Niagara Falls, NY, USA
Organization: Northeast Modern Language Association

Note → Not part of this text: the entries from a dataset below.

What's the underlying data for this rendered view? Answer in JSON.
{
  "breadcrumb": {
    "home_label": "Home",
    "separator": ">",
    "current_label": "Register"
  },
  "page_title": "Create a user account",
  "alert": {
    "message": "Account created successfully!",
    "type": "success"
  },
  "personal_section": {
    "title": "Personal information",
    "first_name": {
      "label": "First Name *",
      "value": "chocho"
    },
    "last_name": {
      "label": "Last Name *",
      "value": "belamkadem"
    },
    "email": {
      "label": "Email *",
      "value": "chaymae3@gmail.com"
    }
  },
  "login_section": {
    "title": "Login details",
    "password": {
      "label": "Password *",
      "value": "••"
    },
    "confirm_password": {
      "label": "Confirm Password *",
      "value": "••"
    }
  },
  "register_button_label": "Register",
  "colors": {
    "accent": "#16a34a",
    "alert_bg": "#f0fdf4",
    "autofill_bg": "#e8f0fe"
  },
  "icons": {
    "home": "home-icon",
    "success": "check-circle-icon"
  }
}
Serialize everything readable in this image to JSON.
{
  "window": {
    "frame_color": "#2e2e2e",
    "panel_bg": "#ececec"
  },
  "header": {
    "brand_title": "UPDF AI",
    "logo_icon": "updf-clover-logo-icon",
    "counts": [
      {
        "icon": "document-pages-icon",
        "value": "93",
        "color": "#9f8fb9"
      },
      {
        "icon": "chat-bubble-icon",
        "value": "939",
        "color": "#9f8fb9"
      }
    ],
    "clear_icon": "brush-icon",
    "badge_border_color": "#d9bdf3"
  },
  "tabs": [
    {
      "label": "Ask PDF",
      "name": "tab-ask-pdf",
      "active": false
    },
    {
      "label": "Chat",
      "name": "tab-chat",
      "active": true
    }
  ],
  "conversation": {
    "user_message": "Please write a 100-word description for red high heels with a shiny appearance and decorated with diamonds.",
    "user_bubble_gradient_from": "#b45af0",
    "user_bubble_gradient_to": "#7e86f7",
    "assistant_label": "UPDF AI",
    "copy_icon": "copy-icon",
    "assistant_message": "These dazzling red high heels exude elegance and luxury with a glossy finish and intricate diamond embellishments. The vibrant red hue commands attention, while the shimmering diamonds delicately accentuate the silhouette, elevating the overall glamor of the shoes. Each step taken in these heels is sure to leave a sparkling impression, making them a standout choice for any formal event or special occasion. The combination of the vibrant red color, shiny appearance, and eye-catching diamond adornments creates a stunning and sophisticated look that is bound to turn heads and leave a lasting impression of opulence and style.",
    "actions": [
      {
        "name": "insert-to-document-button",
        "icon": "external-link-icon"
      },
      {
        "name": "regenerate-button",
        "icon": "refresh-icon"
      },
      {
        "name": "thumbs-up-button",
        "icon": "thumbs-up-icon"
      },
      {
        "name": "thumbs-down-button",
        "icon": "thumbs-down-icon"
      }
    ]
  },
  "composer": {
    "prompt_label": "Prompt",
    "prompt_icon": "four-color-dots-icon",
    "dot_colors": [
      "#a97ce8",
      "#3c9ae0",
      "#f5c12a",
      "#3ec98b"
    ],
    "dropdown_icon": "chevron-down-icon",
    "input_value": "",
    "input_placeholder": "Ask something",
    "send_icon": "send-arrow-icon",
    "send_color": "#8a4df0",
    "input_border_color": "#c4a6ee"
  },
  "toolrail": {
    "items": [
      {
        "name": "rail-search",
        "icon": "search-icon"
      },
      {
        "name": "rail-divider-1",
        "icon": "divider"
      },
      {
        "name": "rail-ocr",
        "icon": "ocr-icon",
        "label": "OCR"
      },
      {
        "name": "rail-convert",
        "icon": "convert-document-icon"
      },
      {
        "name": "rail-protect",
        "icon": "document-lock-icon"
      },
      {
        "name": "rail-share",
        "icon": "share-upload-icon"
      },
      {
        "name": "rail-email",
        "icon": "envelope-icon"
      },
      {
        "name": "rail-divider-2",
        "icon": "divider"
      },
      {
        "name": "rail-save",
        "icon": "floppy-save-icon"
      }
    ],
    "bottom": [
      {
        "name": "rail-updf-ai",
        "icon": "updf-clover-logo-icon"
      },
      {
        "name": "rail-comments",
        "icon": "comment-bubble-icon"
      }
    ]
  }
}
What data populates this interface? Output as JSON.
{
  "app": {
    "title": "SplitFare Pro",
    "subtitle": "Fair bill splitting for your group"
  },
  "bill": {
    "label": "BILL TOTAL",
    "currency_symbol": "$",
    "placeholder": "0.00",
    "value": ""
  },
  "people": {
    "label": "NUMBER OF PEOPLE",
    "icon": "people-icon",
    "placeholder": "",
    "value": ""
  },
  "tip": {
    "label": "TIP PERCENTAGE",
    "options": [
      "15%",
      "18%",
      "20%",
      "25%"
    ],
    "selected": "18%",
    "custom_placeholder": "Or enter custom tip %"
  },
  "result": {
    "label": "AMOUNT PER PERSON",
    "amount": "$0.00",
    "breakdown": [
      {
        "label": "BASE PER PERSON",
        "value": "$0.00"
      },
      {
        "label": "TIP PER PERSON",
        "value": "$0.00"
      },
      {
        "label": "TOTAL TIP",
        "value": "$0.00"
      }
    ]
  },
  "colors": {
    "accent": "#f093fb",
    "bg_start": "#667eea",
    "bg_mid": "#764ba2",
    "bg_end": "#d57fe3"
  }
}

In concert with the theme of the 2023 NeMLA annual convention, “Resilience,” this panel will consider in what forms sustainability and resilience (broadly conceived) appear in the literature and philosophy of ancien régime France. In the sixteenth, seventeenth, and eighteenth centuries, France and Europe more broadly faced a variety of social, political, economic, and environmental crises, from the brutal Wars of Religion in the sixteenth century, to the “Little Ice Age” climatic downturn that affected agricultural production, to more international disputes, political uprisings like the Fronde, the 1720 outbreak of plague in Marseille, and the Lisbon earthquake of 1755. This panel will seek to consider what narratives and strategies of resilience—to environmental pressures, natural catastrophes, social and political change, and other crises—can be found in the works of physiocrats, natural historians and philosophers, savants of the Académies, and writers of fiction, theater, and poetry. How do they understand and respond to these challenges? How do their projects envision a sustainable present and future for the nation and its people? And what might we learn from them? This panel will seek to engage an interdisciplinary group of scholars at all stages of their careers working in literary and philosophical studies, ecocriticism and the environmental humanities, and the history of science and technology. During our present time of anthropogenic climate change, global pandemic, economic uncertainty, and social transformation, this panel aims to highlight the continued relevance of early modern thought and literature both to understand “how we got here” and other ways of thinking about sustainability and resilience. Please submit abstracts of 200 to 250 words via the NeMLA portal (https://cfplist.com/nemla/Home/S/20027) by September 30, 2022.